Time to Take Security Seriously
Cybersecurity experts have been warning for a long time of vulnerabilities in private and public computer systems. However it is only in the past few years that numerous publicized breaches have exposed the full magnitude of the problem. Here are some of the top hacks of 2016:
- User names and passwords for 500 million accounts were stolen from Yahoo.
- Data about 1.5 million Verizon Enterprise customers was stolen and placed for sale on-line.
- Tax information for 724,000 people was exposed by an IRS breach previously reported as affecting 114,000.
- Russian hackers gained control of Oracle’s MICROS point of sale systems support portal. MICROS has points of sale terminals (card readers) at 330,000 retail sites worldwide.
- Russian hackers also broke into the email system of the Democratic Party, maintaining access for about a year.
The last item has been in the news these past few weeks, since the release of the stolen emails had an impact on the presidential elections. It is worth noting that the email system was not well secured. This situation is common because cybersecurity has not been a priority in most organizations, as it has been seen as a secondary role within IT.
But organizations are now totally dependent computers and the networks they run on. It is difficult to imagine a company today that is able, as it would have been a few years ago, to operate for an extended period of time without computers. Information system security is now best seen as a fiduciary duty, of concern all the way up to the board of directors. For example, since 2011, the SEC has required that cybersecurity issues be reported to investors. More importantly, it is bringing charges when proper practices are not followed and a data breach occurs.
A significant data breach can cost more than money. It can also damage the reputation of a company. On the other hand, a reputation for strong security can be a competitive advantage in a world where both customers and investors are increasingly tuned in to the problem.

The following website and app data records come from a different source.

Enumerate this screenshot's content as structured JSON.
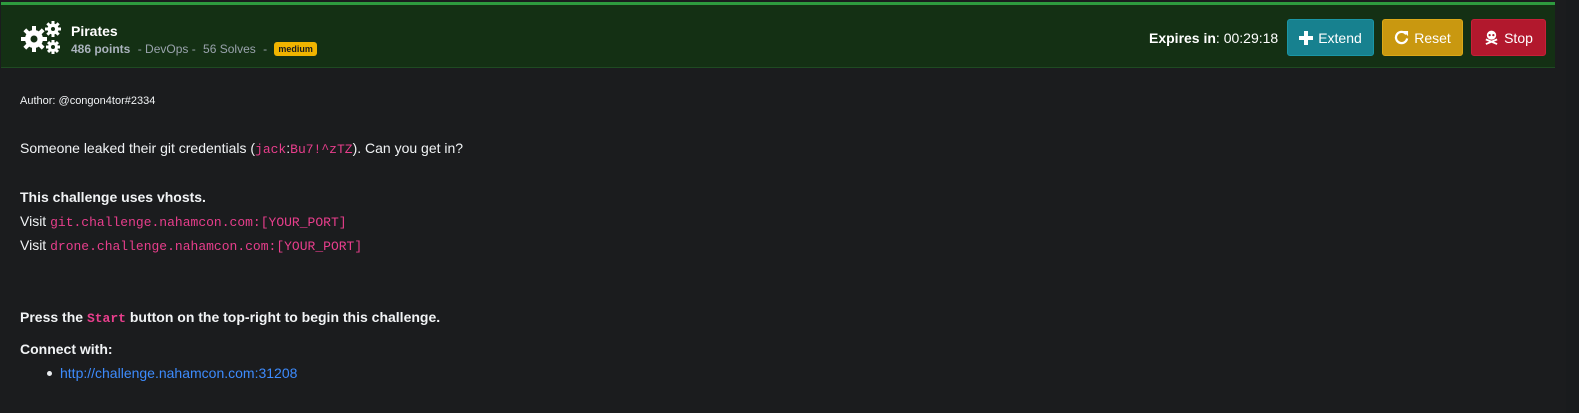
{
  "header": {
    "title": "Pirates",
    "points": "486 points",
    "category": " - DevOps - ",
    "solves": "56 Solves",
    "sep": " - ",
    "difficulty": "medium",
    "expires_label": "Expires in",
    "expires_value": ": 00:29:18",
    "buttons": {
      "extend": "Extend",
      "reset": "Reset",
      "stop": "Stop"
    }
  },
  "content": {
    "author": "Author: @congon4tor#2334",
    "leak_prefix": "Someone leaked their git credentials (",
    "leak_user": "jack",
    "leak_colon": ":",
    "leak_pass": "Bu7!^zTZ",
    "leak_suffix": "). Can you get in?",
    "vhost_heading": "This challenge uses vhosts.",
    "visit_label": "Visit",
    "vhost_1": "git.challenge.nahamcon.com:[YOUR_PORT]",
    "vhost_2": "drone.challenge.nahamcon.com:[YOUR_PORT]",
    "press_prefix": "Press the ",
    "press_code": "Start",
    "press_suffix": " button on the top-right to begin this challenge.",
    "connect_label": "Connect with:",
    "connect_link": "http://challenge.nahamcon.com:31208"
  },
  "colors": {
    "header_bg": "#143014",
    "accent_green": "#2e9a3e",
    "extend": "#17818f",
    "reset": "#c99810",
    "stop": "#b2182d",
    "code": "#e83e8c",
    "link": "#3d8bfd",
    "badge": "#f0b400"
  },
  "icons": {
    "challenge": "gears-icon",
    "extend": "plus-icon",
    "reset": "redo-icon",
    "stop": "skull-crossbones-icon"
  }
}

Cybersecurity is now important enough that some companies have created a new role, that of Chief Information Security Officer. The management structure of companies is varied, and there is probably more than one way to organize cybersecurity efforts. One thing that we know for sure is that it can no longer be relegated to some obscure corner of the IT department. There is too much at stake.